This is one of those rare cases where the court of appeals found a Rule 29 motion should have been granted because the facts were insufficient to support a conviction of the charges. In U.S. v Friske the defendant was charged with attempting to obstruct a forfeiture proceeding by attempting to dispose of money subject to a forfeiture proceeding in violation of 18 U.S.C. 1512(c)(2). The defendant was convicted following a trial. The court of appeals vacated the conviction and ruled there was insufficient evidence showing that he was guilty. The facts as presented at trial showed as follows. William Erickson had been indicted for drug conspiracy charges related to a marijuana grow operation. Erickson called Friske from jail and asked Fiske to travel to Erickson’s home to do a repair job. He told Friske the job required Friske to don a pair of gloves, get on his hands and knees under the pool deck.

Agents intercepted these jail calls to Friske and headed out to the property the day before Friske would get there After digging in the area describe by Erickson, they found $375,000 hidden in a pvc pipe buried under the pool decking.
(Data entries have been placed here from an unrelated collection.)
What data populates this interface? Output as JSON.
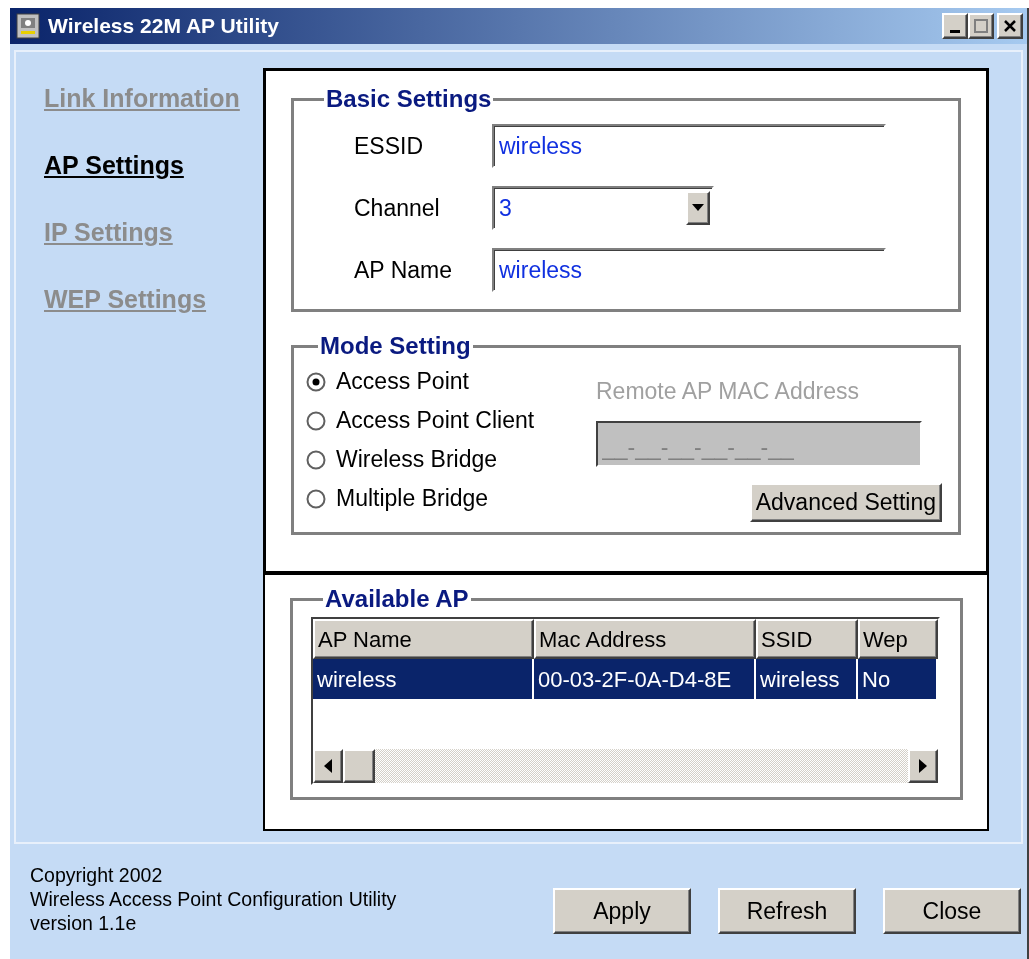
{
  "window": {
    "title": "Wireless 22M AP Utility"
  },
  "sidebar": {
    "items": [
      {
        "label": "Link Information",
        "selected": false
      },
      {
        "label": "AP Settings",
        "selected": true
      },
      {
        "label": "IP Settings",
        "selected": false
      },
      {
        "label": "WEP Settings",
        "selected": false
      }
    ]
  },
  "basic_settings": {
    "title": "Basic Settings",
    "fields": [
      {
        "kind": "text",
        "label": "ESSID",
        "value": "wireless"
      },
      {
        "kind": "dropdown",
        "label": "Channel",
        "value": "3"
      },
      {
        "kind": "text",
        "label": "AP Name",
        "value": "wireless"
      }
    ]
  },
  "mode_setting": {
    "title": "Mode Setting",
    "options": [
      {
        "label": "Access Point",
        "selected": true
      },
      {
        "label": "Access Point Client",
        "selected": false
      },
      {
        "label": "Wireless Bridge",
        "selected": false
      },
      {
        "label": "Multiple Bridge",
        "selected": false
      }
    ],
    "remote_mac": {
      "label": "Remote AP MAC Address",
      "placeholder": "__-__-__-__-__-__",
      "disabled": true
    },
    "button": "Advanced Setting"
  },
  "available_ap": {
    "title": "Available AP",
    "columns": [
      "AP Name",
      "Mac Address",
      "SSID",
      "Wep"
    ],
    "rows": [
      {
        "cells": [
          "wireless",
          "00-03-2F-0A-D4-8E",
          "wireless",
          "No"
        ],
        "selected": true
      }
    ]
  },
  "footer": {
    "lines": [
      "Copyright 2002",
      "Wireless Access Point Configuration Utility",
      "version 1.1e"
    ],
    "buttons": [
      "Apply",
      "Refresh",
      "Close"
    ]
  }
}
The next day, when the agents arrived they found Friske on the property wearing a pair of gloves, holding a flashlight, dirt on his chest and arms. After questioning and a search of his van revealed letters from Erickson asking him to find some things at Erickson’s house and take them back to Friske’s home. When confronted about digging around the pool deck, he claimed he was looking for wood rot. Later, on the phone with Erickson, Friske is recorded as saying the DEA agents had been on the property but Agents arrived while he was there. He said the agents did not “buy it” when he told the agents the pilings underneath the deck needed repair because he was fixing and securing the property for Erickson.

A conviction under 18 U.S.C. 1512(c)(2) requires the following:
• that there be n official proceeding taking place,
• the defendant’s conduct constituted a substantial step toward the commission of the crime,
• that the defendant acted with improper purpose and to engage in conduct knowingly and dishonestly with the specific intent to obstruct the forfeiture proceeding,
• the natural and probable effect of the conduct would be the interference with the administration of justice.
Wrestling with the requirement that Friske know that there was an official proceeding, the court agreed with other circuits in finding that the defendant “must have a relationship in time causation or logic with the judicial proceeding.”

In Friske the government was required to prove that Friske knew of or at least foresaw the forfeiture proceeding. Here there was not one scintilla of evidence he knew the money was subject to a forfeiture. In a criminal case, the verdict cannot be based on speculation. An experience criminal defense lawyer knows that a case can be dismissed if the prosecution fails to present sufficient evidence of a crime.